■ TRY IT ■
In the entries below, how many lines contain "Local"? Answer with the number and nothing else.

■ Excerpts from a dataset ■
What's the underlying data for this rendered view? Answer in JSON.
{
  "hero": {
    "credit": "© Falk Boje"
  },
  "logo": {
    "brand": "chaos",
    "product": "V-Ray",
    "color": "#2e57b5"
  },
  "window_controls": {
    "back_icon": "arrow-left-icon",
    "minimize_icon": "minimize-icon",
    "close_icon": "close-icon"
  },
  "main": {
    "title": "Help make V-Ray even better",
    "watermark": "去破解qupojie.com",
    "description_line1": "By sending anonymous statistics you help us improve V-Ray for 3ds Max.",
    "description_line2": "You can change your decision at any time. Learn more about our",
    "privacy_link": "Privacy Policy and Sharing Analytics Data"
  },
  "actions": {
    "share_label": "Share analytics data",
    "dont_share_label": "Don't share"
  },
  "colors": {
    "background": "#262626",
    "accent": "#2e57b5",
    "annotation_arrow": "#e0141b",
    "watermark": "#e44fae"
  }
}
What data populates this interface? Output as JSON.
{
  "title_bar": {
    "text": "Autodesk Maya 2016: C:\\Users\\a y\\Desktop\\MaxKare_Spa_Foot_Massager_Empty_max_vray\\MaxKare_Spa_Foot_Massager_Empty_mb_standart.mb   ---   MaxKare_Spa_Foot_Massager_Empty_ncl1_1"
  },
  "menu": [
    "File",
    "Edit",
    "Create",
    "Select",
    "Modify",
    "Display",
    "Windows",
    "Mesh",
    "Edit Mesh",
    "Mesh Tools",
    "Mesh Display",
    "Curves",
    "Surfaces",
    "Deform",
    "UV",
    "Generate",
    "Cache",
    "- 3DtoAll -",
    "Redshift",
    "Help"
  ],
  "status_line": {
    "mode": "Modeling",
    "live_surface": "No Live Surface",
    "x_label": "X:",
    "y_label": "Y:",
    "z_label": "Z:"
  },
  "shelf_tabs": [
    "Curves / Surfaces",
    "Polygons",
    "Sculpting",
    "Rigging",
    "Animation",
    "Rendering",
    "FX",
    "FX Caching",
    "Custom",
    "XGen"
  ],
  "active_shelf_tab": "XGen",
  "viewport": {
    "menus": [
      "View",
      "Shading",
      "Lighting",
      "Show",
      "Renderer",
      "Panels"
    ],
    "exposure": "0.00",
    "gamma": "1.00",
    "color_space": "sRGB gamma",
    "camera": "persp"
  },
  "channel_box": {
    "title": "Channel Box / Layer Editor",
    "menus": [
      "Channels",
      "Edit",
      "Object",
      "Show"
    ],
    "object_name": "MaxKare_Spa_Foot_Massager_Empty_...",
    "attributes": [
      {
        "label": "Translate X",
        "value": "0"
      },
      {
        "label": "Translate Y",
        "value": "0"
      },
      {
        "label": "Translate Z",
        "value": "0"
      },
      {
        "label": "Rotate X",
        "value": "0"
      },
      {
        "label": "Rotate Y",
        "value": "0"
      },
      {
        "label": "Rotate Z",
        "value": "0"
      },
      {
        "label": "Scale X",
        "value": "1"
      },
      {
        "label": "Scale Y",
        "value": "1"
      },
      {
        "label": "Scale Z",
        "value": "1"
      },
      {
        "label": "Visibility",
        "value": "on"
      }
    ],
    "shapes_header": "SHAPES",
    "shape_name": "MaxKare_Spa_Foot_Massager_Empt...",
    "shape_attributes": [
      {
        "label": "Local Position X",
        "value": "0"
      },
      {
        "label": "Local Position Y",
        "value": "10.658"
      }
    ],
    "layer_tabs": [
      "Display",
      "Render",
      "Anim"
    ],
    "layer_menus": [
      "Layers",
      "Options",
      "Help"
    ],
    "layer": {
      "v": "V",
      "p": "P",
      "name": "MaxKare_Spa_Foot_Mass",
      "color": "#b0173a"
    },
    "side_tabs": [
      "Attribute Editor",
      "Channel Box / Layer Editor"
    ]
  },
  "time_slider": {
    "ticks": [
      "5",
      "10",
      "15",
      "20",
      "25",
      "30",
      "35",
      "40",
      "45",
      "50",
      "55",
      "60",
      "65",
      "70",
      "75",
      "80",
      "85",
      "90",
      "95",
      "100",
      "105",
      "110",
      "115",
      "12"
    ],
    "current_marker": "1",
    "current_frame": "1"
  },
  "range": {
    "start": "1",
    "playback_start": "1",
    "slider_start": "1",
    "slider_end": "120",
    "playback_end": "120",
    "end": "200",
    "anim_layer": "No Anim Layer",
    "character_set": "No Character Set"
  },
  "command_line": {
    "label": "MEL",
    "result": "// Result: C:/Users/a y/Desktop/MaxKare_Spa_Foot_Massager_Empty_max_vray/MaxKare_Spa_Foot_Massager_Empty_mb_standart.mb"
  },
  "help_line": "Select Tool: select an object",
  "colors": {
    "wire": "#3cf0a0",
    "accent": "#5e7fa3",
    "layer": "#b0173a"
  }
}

■ SOLUTION FOR THIS TASK ■
2